Posts on books, reading, bookshelves, collecting books, buying books, culling books, not culling books, have been coming to my attention in the last few days (check out Cedar Sanderson’s post, Bibliophilia). I have a LOT of books. My husband has a LOT of books. Between us we have TONS of books. We live in a small two-bedroom apartment. There is not a lot of extra room. We turned the front room, which was meant to be the main bedroom, into a home office for both of us. It has five bookcases. The hallway has two, the living room has three, and the bedroom has one. This isn’t even dealing with the ten or so banker’s boxes of books that came from my campus office.

Before we moved away from California twenty years ago, I purged at least a hundred books. These were books that I had bought, read once (well before electronic books) and hadn’t picked up again. When we moved in together I had boxed them up and put them in storage. A year later, realizing I had not once looked for any of the books in storage, I donated them all to the local Goodwill.

My husband and I have different tastes in books. He prefers, and almost exclusively reads, non-fiction. It can be historical, historical analysis, political, but I don’t think I’ve ever seen him reading fiction. I, on the other hand, love urban fantasy (duh), swords and sorcery, mysteries, and science fiction. I also like a range of authors like Tom Clancy, P.G. Wodehouse, John LeCarre, Terry Prachett. We both like biographies, especially about bands and singers we like (we do share pretty identical tastes in music).

I have books that I’ve collected (for example all of the Oz books, a collection started by my grandmother for my father), books that I re-read often, and books that I’ve read once and keep because, well…because.
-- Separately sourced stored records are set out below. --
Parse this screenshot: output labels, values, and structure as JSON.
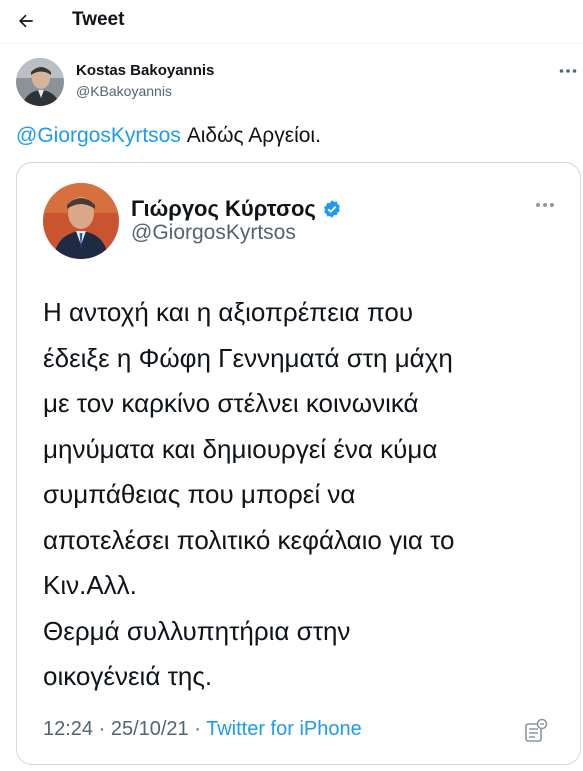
{
  "header": {
    "back_icon": "arrow-left-icon",
    "title": "Tweet"
  },
  "tweet": {
    "author_name": "Kostas Bakoyannis",
    "author_handle": "@KBakoyannis",
    "more_icon": "more-horizontal-icon",
    "mention": "@GiorgosKyrtsos",
    "text": "Αιδώς Αργείοι."
  },
  "quoted": {
    "author_name": "Γιώργος Κύρτσος",
    "verified_icon": "verified-badge-icon",
    "author_handle": "@GiorgosKyrtsos",
    "more_icon": "more-horizontal-icon",
    "body_lines": [
      "Η αντοχή και η αξιοπρέπεια που",
      "έδειξε η Φώφη Γεννηματά στη μάχη",
      "με τον καρκίνο στέλνει κοινωνικά",
      "μηνύματα και δημιουργεί ένα κύμα",
      "συμπάθειας που μπορεί να",
      "αποτελέσει πολιτικό κεφάλαιο για το",
      "Κιν.Αλλ.",
      "Θερμά συλλυπητήρια στην",
      "οικογένειά της."
    ],
    "timestamp": "12:24 · 25/10/21 · ",
    "source": "Twitter for iPhone",
    "analytics_icon": "analytics-icon"
  },
  "colors": {
    "accent": "#1d9bf0",
    "text_primary": "#0f1419",
    "text_secondary": "#536471",
    "border": "#cfd9de"
  }
}
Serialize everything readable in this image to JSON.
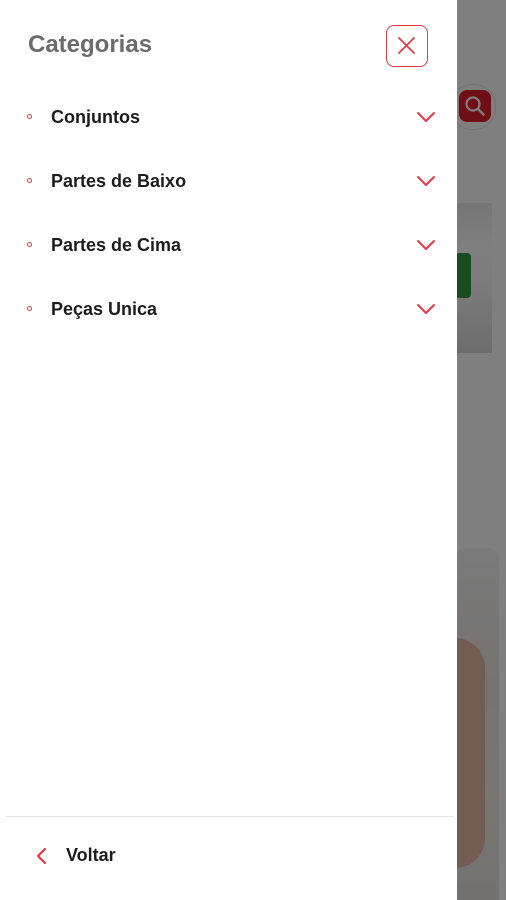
{
  "drawer": {
    "title": "Categorias",
    "close_icon": "close-icon",
    "categories": [
      {
        "label": "Conjuntos",
        "icon": "chevron-down-icon"
      },
      {
        "label": "Partes de Baixo",
        "icon": "chevron-down-icon"
      },
      {
        "label": "Partes de Cima",
        "icon": "chevron-down-icon"
      },
      {
        "label": "Peças Unica",
        "icon": "chevron-down-icon"
      }
    ],
    "back": {
      "label": "Voltar",
      "icon": "chevron-left-icon"
    }
  },
  "background": {
    "search_icon": "search-icon"
  },
  "colors": {
    "accent": "#e53945",
    "title": "#6b6b6b",
    "text": "#1c1c1c",
    "overlay": "rgba(0,0,0,0.5)"
  }
}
There are reference books, and of course, books from grad school and beyond. I love being surrounded by books. And, I do love the electronic readers such as Kindle, etc. The ability to take a few dozen books on vacation or any trip is intoxicating.

The first time I went to Europe, I did the post-college-backpack-through-Europe-for-three-weeks thing with a couple of friends. One of the things I loved was picking up books in hostels or pensions reading them over the course of the next few days, dropping them at the next hostel/pension/b&b and picking up another one. That way you didn’t get weighed down carrying books, yet you were able to read several. That was how I ended up binge reading Robert Ludlum’s Bourne series. We must have followed that individual around Europe. I also learned that Ludlum has a definite formula (hero is wrongfully blamed, government baddies after him, ex-wife/gf/lover helps out despite rocky end to relationship, saves the world) that he uses in Every.Single.Book. By the time I got to the last two or three books I was challenging myself to figure out the plot arc by the end of the first chapter. I was correct each time.

It doesn’t matter what genre or type or subject, books provide escape, knowledge, information, ideas, a different world view, laughter, life lessons, puzzles, and entertainment. Sometimes all in the same book. In other words, books offer the world. Reading is not just fundamental, it’s necessary for me.

Writing has become another way for me to escape. Now I am indulging all my day dreams of worlds and discoveries in my own stories. And, I can’t tell you how much fun it is!

What kind of books/stories do you like? How eclectic are your tastes?

Enjoy a lazy Sunday! If it’s nice outside where you are, take a book outside and read!

Image by Birgit Böllinger from Pixabay